In 1990, Andorra became the last country to officially abolish the death penalty by garrotting, though this method had not been employed there since the late 12th century.
- Oxford English Dictionary, 11th Ed: garrotte is normal British English spelling, with single r alternate. Article title is US English spelling variant.
- Newquist, H.P. and Maloof, Rich, This Will Kill You: A Guide to the Ways in Which We Go, New York: St. Martin's Press, ISBN 978-0-312-54062-3 (2009), pp. 133-6
- Whittaker, Wayne, Tough Guys, Popular Mechanics, February 1943, Vol. 79 No. 2, pp. 44
- Steele, David E., Silent Sentry Removal, Black Belt Magazine, August 1986, Vol. 24 No. 8, pp. 48-49
- garrote, 7th sense, Diccionario de la Real Academia Española.
- S. Doc. 360, 56th Cong., 1st sess., p. 3.
- Inalcik, Halil. The Ottoman Empire: the classical ... - Google Books. ISBN 978-1-84212-442-0. Retrieved 2009-09-16.
- "Laqueus". Mediterranees.net. Retrieved 2009-09-16.
- Scottish Rite News Bureau bulletin, February 15, 1937, in the files at the Scottish Rite House of the Temple in Washington, DC.
- "La Sede. Exposiciones permanentes". Fundacioncela.com. Retrieved 2009-09-16.
- "La Sede. Exposiciones permanentes". Fundacioncela.com. Retrieved 2009-09-16.

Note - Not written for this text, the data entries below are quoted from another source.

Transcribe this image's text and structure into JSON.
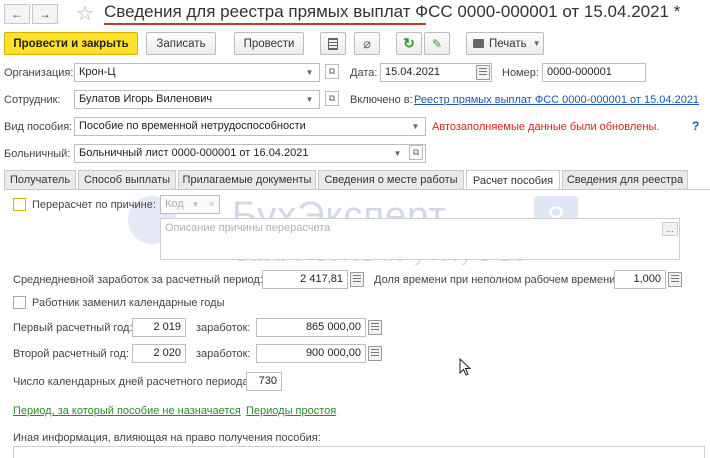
{
  "window": {
    "title": "Сведения для реестра прямых выплат ФСС 0000-000001 от 15.04.2021 *"
  },
  "nav": {
    "back_glyph": "←",
    "forward_glyph": "→",
    "star_glyph": "☆"
  },
  "toolbar": {
    "post_close": "Провести и закрыть",
    "save": "Записать",
    "post": "Провести",
    "print": "Печать"
  },
  "form": {
    "org_label": "Организация:",
    "org_value": "Крон-Ц",
    "date_label": "Дата:",
    "date_value": "15.04.2021",
    "number_label": "Номер:",
    "number_value": "0000-000001",
    "employee_label": "Сотрудник:",
    "employee_value": "Булатов Игорь Виленович",
    "included_label": "Включено в:",
    "included_link": "Реестр прямых выплат ФСС 0000-000001 от 15.04.2021",
    "benefit_type_label": "Вид пособия:",
    "benefit_type_value": "Пособие по временной нетрудоспособности",
    "autofill_notice": "Автозаполняемые данные были обновлены.",
    "help": "?",
    "sick_leave_label": "Больничный:",
    "sick_leave_value": "Больничный лист 0000-000001 от 16.04.2021"
  },
  "tabs": [
    {
      "label": "Получатель"
    },
    {
      "label": "Способ выплаты"
    },
    {
      "label": "Прилагаемые документы"
    },
    {
      "label": "Сведения о месте работы"
    },
    {
      "label": "Расчет пособия"
    },
    {
      "label": "Сведения для реестра"
    }
  ],
  "calc": {
    "recalc_label": "Перерасчет по причине:",
    "code_placeholder": "Код",
    "reason_placeholder": "Описание причины перерасчета",
    "avg_earnings_label": "Среднедневной заработок за расчетный период:",
    "avg_earnings_value": "2 417,81",
    "time_share_label": "Доля времени при неполном рабочем времени:",
    "time_share_value": "1,000",
    "replaced_years_label": "Работник заменил календарные годы",
    "first_year_label": "Первый расчетный год:",
    "first_year_value": "2 019",
    "earnings_label": "заработок:",
    "first_earnings_value": "865 000,00",
    "second_year_label": "Второй расчетный год:",
    "second_year_value": "2 020",
    "second_earnings_value": "900 000,00",
    "days_label": "Число календарных дней расчетного периода:",
    "days_value": "730",
    "link_not_assigned": "Период, за который пособие не назначается",
    "link_idle": "Периоды простоя",
    "other_info_label": "Иная информация, влияющая на право получения пособия:"
  },
  "watermark": {
    "brand": "БухЭксперт",
    "digit": "8",
    "tagline": "База ответов по учёту в 1С"
  }
}
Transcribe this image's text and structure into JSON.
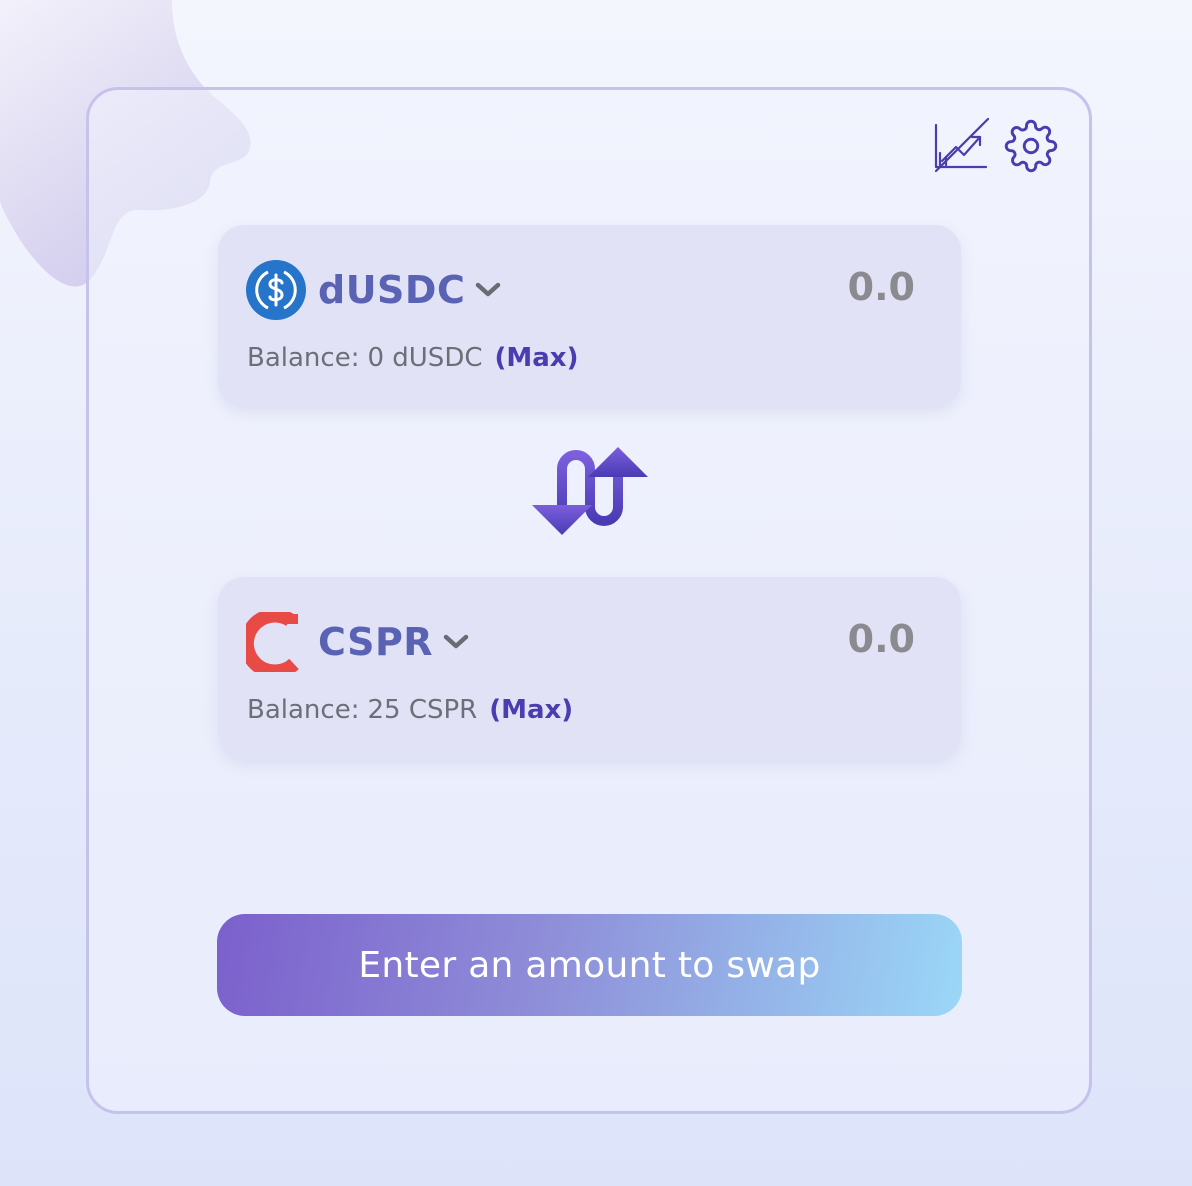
{
  "colors": {
    "accent": "#4b3db0",
    "token_text": "#5a62b3",
    "card_border": "#c5c2ec",
    "panel_bg": "#e1e2f6",
    "button_gradient_start": "#7b60cc",
    "button_gradient_end": "#9ad7f7",
    "usdc_blue": "#2775ca",
    "cspr_red": "#e84a45"
  },
  "toolbar": {
    "chart_icon": "chart-hidden-icon",
    "settings_icon": "gear-icon"
  },
  "from_token": {
    "icon": "usdc-logo",
    "symbol": "dUSDC",
    "amount": "0.0",
    "balance_label": "Balance:",
    "balance_value": "0 dUSDC",
    "max_label": "(Max)"
  },
  "to_token": {
    "icon": "cspr-logo",
    "symbol": "CSPR",
    "amount": "0.0",
    "balance_label": "Balance:",
    "balance_value": "25 CSPR",
    "max_label": "(Max)"
  },
  "swap_direction_icon": "swap-arrows-icon",
  "action_button": {
    "label": "Enter an amount to swap"
  }
}
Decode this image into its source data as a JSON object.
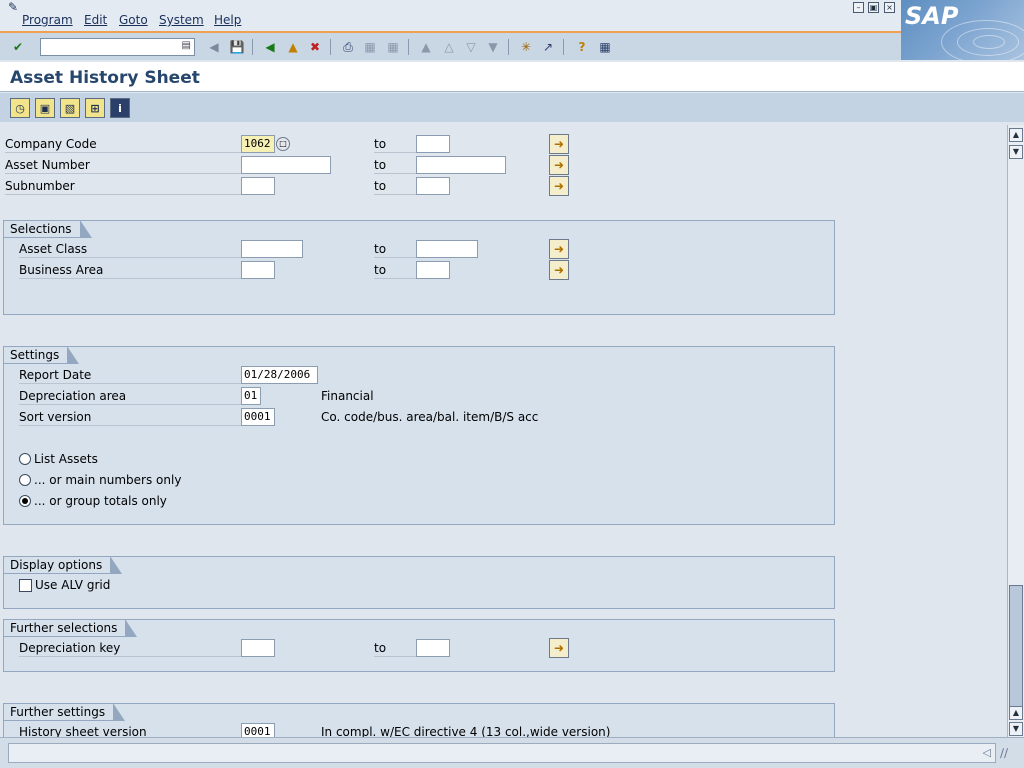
{
  "menubar": {
    "items": [
      "Program",
      "Edit",
      "Goto",
      "System",
      "Help"
    ],
    "brand": "SAP"
  },
  "toolbar": {
    "command_field_value": ""
  },
  "title": "Asset History Sheet",
  "colors": {
    "accent": "#f0a050",
    "title_text": "#27466e",
    "toolbar_bg": "#c9d6e4",
    "group_bg": "#d6e1ec"
  },
  "main_fields": [
    {
      "label": "Company Code",
      "from": "1062",
      "to_label": "to",
      "to": ""
    },
    {
      "label": "Asset Number",
      "from": "",
      "to_label": "to",
      "to": ""
    },
    {
      "label": "Subnumber",
      "from": "",
      "to_label": "to",
      "to": ""
    }
  ],
  "selections": {
    "title": "Selections",
    "fields": [
      {
        "label": "Asset Class",
        "from": "",
        "to_label": "to",
        "to": ""
      },
      {
        "label": "Business Area",
        "from": "",
        "to_label": "to",
        "to": ""
      }
    ]
  },
  "settings": {
    "title": "Settings",
    "report_date_label": "Report Date",
    "report_date": "01/28/2006",
    "dep_area_label": "Depreciation area",
    "dep_area": "01",
    "dep_area_desc": "Financial",
    "sort_label": "Sort version",
    "sort_value": "0001",
    "sort_desc": "Co. code/bus. area/bal. item/B/S acc",
    "radios": [
      {
        "label": "List Assets",
        "selected": false
      },
      {
        "label": "... or main numbers only",
        "selected": false
      },
      {
        "label": "... or group totals only",
        "selected": true
      }
    ]
  },
  "display_options": {
    "title": "Display options",
    "alv_label": "Use ALV grid",
    "alv_checked": false
  },
  "further_selections": {
    "title": "Further selections",
    "dep_key_label": "Depreciation key",
    "dep_key_from": "",
    "to_label": "to",
    "dep_key_to": ""
  },
  "further_settings": {
    "title": "Further settings",
    "hist_label": "History sheet version",
    "hist_value": "0001",
    "hist_desc": "In compl. w/EC directive 4 (13 col.,wide version)"
  },
  "status": {
    "message": ""
  }
}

- El director de cine Manuel Huerga presenta el libro «Cómo se hizo: Salvador». La Voz de Galicia, 21 November 2006.
- Media related to Garrote at Wikimedia Commons